The water quality also exemplifies the ripple effect of nature: Changes in the water affect the vegetation, which affects the lower life forms, which affect the species that feed on the lower life forms . . . etc., etc. Of course, the last link in the chain is the species that caused the problem in the first place: man.
Links to Human Health
“WE’RE definitely seeing water quality issues, and we’re noting changes in fish migration patterns,” Reichmuth says. “Six months [the length of the study] is such a short time, but we could be finding links to human health. If you can make the justification that protecting the environment is just as important to future generations as the economy, I think you can win out in both areas,” Reichmuth says, noting the irony that the environmental problems have long outlived the
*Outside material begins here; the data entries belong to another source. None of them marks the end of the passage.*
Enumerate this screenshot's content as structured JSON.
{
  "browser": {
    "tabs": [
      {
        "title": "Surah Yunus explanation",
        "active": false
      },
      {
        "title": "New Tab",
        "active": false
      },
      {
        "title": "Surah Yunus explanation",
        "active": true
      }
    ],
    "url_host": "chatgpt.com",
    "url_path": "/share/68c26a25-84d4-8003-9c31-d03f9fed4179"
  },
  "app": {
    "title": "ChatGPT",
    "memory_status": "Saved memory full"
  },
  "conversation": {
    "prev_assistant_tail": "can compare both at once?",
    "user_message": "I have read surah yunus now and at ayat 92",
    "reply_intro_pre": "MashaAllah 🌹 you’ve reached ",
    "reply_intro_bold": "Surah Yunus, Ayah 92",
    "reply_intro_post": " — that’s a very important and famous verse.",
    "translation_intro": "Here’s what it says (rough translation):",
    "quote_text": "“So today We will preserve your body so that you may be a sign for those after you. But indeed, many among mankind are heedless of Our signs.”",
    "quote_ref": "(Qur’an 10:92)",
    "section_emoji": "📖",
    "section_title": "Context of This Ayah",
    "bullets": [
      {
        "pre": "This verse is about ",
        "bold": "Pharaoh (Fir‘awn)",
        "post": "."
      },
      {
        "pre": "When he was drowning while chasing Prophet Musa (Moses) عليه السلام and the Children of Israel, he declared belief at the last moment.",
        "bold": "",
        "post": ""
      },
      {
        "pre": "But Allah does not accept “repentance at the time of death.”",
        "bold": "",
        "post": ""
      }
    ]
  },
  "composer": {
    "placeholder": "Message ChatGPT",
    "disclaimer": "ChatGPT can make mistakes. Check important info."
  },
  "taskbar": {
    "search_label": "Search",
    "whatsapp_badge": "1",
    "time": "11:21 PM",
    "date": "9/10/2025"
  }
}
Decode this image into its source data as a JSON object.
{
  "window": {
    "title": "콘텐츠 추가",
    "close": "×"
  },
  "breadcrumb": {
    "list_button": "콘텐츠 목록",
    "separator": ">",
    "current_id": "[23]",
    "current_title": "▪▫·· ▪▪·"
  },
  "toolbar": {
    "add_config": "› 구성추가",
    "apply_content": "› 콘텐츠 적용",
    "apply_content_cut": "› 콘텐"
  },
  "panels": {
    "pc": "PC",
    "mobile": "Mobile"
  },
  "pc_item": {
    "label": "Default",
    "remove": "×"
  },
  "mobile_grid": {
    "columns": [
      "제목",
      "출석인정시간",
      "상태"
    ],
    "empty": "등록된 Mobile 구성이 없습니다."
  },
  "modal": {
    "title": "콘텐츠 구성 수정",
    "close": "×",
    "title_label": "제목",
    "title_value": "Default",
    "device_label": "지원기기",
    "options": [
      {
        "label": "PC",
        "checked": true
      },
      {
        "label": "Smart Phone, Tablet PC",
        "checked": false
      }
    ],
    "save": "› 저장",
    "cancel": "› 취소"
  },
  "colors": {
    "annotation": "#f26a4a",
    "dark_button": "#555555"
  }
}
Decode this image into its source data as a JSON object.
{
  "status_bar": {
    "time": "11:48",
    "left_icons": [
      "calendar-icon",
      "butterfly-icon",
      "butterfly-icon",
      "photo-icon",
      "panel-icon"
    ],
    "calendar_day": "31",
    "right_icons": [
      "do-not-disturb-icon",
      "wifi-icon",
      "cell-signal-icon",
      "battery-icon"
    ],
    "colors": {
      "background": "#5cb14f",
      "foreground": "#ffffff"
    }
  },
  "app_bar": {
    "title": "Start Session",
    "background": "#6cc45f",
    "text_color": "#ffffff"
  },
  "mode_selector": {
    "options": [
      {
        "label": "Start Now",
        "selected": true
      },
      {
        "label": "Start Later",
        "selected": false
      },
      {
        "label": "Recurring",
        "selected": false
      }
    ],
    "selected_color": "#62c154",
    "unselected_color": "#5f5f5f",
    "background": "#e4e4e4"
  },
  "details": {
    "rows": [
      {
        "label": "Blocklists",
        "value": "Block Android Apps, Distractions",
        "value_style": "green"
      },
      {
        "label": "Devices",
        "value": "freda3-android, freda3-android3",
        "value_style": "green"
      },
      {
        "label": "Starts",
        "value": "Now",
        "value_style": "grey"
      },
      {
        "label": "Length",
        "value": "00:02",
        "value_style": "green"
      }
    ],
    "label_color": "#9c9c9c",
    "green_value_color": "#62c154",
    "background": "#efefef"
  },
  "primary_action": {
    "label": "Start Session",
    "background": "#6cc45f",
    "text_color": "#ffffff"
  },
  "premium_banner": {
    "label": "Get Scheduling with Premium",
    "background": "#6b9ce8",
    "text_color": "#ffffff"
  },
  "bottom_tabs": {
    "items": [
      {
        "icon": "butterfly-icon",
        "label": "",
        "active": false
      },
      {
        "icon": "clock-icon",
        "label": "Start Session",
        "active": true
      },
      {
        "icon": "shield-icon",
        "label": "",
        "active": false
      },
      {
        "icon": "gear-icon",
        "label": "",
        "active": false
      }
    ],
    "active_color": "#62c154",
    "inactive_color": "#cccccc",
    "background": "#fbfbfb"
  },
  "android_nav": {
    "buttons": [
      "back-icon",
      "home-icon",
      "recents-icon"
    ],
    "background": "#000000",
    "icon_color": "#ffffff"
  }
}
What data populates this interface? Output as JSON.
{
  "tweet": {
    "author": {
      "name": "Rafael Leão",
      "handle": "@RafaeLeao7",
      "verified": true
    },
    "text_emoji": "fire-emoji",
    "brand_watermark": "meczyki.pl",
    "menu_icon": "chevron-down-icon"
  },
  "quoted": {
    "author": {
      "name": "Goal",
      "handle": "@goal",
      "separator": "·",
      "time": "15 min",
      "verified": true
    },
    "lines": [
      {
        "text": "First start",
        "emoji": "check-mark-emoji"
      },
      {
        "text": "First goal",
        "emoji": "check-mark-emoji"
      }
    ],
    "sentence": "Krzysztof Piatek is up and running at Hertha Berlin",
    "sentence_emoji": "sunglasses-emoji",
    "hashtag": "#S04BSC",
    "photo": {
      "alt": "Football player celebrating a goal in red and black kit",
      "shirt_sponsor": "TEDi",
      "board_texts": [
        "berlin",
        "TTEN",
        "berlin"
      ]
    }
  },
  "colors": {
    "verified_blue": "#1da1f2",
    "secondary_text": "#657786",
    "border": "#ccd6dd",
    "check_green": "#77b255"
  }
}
She stresses that the residents haven’t taken the problem lying down. “Some of the local landowners have come up with some ingenious ideas, including filling the area with old Christmas trees to block the cut,” she says.
Reichmuth hopes her study data will help pull in badly needed reinforcements. Once the study is complete, she will share the data with the U.S. Army Corps of Engineers, the Georgia Department of Natural Resources, and the local government, which will determine next steps.
Endless Learning Opportunities
SHE IS gratified that the study is not only advancing ecological improvements, but jumpstarting undergraduates’ research opportunities as well. Says
Adrienne Kambouris, who is majoring in cell and molecular biology and forensic chemistry at GRU, “Being able to work directly with the Dover Bluff community, being able to see how their lives have been affected by the U.S. Army Corps of Engineers, is an invaluable societal experience. The people of Dover Bluff are humble and kind, and it’s gratifying to know that the research we are conducting will help them in the future.”
Adds Kambouris, “The scientific aspect is also fascinating. The changes to the Satilla River can be seen from the molecular to the community level. The students benefit from seeing principles discussed in the classroom happen before their eyes. Research gives the opportunity to learn collection and analysis techniques that we wouldn’t ordinarily be exposed to in a lab. I believe it is something all students should have the opportunity to experience.”
Her classmate, Jessica Bowles, concurs. “I’m learning a lot about how to take proper samples in the field and how to use special lab equipment once we get the samples back to campus,” she says.
Bowles, who will graduate in 2016, realizes how] fortunate she is to be participating so extensively in research as an undergraduate. “I am very excited to have this opportunity,” she says. “I work with a wonderful team, and I get to do my field work in a beautiful environment where there are endless opportunities for learning.”